Return to Blog Post

11 months ago, said...

This is such an awesome post. There are many articles/blogs on advantages of old age but I will appreciate this post.


about 1 year ago, said...

I like it - and I'm an octogenarian looking after a NOK nonagenarian at the moment.


about 4 years ago, said...

Advantages of being old also include wisdom and experience


over 4 years ago, said...

i love the writer


over 4 years ago, said...

wonderfuuuuuuuuuuuuuuuuuuuuuuuuuuuuuuuuuuullllllllll it was.


almost 8 years ago, said...
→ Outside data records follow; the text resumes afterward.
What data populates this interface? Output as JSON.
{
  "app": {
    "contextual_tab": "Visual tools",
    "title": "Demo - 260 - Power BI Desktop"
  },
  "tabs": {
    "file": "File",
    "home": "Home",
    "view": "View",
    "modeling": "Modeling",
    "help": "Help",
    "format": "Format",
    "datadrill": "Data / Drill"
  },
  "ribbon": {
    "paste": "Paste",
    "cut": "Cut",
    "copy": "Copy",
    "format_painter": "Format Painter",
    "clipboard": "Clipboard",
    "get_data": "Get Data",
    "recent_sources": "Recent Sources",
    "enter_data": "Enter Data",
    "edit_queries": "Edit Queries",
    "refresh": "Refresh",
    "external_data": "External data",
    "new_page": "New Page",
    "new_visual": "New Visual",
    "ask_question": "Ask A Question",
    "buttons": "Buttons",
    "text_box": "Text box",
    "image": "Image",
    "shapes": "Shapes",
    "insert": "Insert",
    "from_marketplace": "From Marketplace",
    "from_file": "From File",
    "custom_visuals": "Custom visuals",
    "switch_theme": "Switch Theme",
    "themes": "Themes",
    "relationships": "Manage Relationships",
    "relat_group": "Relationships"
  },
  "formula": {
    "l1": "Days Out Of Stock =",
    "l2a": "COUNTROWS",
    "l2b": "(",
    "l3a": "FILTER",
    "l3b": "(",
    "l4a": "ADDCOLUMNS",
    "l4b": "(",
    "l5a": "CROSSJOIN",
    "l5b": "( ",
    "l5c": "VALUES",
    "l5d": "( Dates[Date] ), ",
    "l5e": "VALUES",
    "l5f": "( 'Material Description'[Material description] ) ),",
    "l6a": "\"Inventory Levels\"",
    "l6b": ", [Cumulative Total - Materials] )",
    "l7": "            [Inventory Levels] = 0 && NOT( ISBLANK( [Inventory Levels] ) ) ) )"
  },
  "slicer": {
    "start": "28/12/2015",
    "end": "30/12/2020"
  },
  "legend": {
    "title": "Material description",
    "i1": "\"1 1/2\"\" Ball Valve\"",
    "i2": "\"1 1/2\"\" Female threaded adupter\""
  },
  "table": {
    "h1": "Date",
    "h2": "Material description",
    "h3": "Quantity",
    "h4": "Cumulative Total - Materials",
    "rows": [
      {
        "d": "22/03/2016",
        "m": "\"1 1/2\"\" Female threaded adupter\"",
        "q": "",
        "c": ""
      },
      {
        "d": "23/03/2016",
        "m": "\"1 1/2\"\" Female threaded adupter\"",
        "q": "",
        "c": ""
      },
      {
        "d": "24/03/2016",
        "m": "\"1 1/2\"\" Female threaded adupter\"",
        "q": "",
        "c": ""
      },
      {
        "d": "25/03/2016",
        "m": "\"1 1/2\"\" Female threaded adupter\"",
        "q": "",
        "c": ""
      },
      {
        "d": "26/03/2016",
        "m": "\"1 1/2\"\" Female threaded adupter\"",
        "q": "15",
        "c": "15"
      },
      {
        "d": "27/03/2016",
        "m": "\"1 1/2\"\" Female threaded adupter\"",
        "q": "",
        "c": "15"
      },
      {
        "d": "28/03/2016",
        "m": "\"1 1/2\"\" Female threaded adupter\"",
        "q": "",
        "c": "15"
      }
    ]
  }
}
I am a Public Health Nurse visiting elderly and dependent adults in their home environment for Adult Protective Services. Although I encounter many challenging situations, I am rewarded often as they share the stories of their lives with me. I am inspired by the courage and the strength the clients and their caregivers demonstrate on a daily basis. I stumbled upon this website after spending the day at a syposium in which the speakers discussed the shift from an acute care model to a "chronic care model". Our challenges continue to grow and I look forward to sharing and learning with you. I found this site for a reason. Bless you!


almost 8 years ago, said...

am 57 disable amputee still want to enjoy life more ever day more than when i was younger ever day is new to me thank you muchly buster


almost 8 years ago, said...

I'll be 83 soon and still serving as organist for an Episcopal church. A month ago I broke (don't even ask how!)my left wrist--nasty break requiring surgery, insertion of pins & rod to stabilize. After a couple of weeks "vacation", I decided I could play hymns $ service music with one hand & 2 feet. So I'm back on the bench & several parishioners have told me they can't even hear the difference! Is that a compliment? Have also composed a couple of organ pieces for 1 hand/2 feet to use until I can handle organ literature again. Wes E.


almost 8 years ago, said...

I am 72, husband is 77. I've had a heart attack, he's had many mini strokes. We still manage to go places, do things, see the state and the world. Just to let people know that older people can still enjoy life. When we do get "old" we have no one to take care of us, so we do what we can for others and hope that sometime someone will do the same for us. Merry Christmas and Happy New Life!


almost 8 years ago, said...

I couldn't agree more. I'm a 65 yr old, memtally disabled vet/grandmother. Don't have memory, judgement, and not supposed to handle money but God helped me buy a house and my family helps me daily. One of my friends sends me humorous/touching e-mails and my current bedfellow (no husband anymore/I live with daughter in my home) is a 100 lb labrador who doesn't care what I look like as long as he gets love and treats.


almost 8 years ago, said...

Leslie, I am not a caregiver--though I wish very much my 84-year-old Mom would move in with me--she's currently about 800 miles away. But I just wanted to thank you for the life lessons, for sharing your own experiences through this blog, and also for your decision to work with folks who are sometimes forgotten or dismissed. You obviously find great joy in working with seniors--and I am sure they do, with you. All the best in a long and wonderful career--Cassie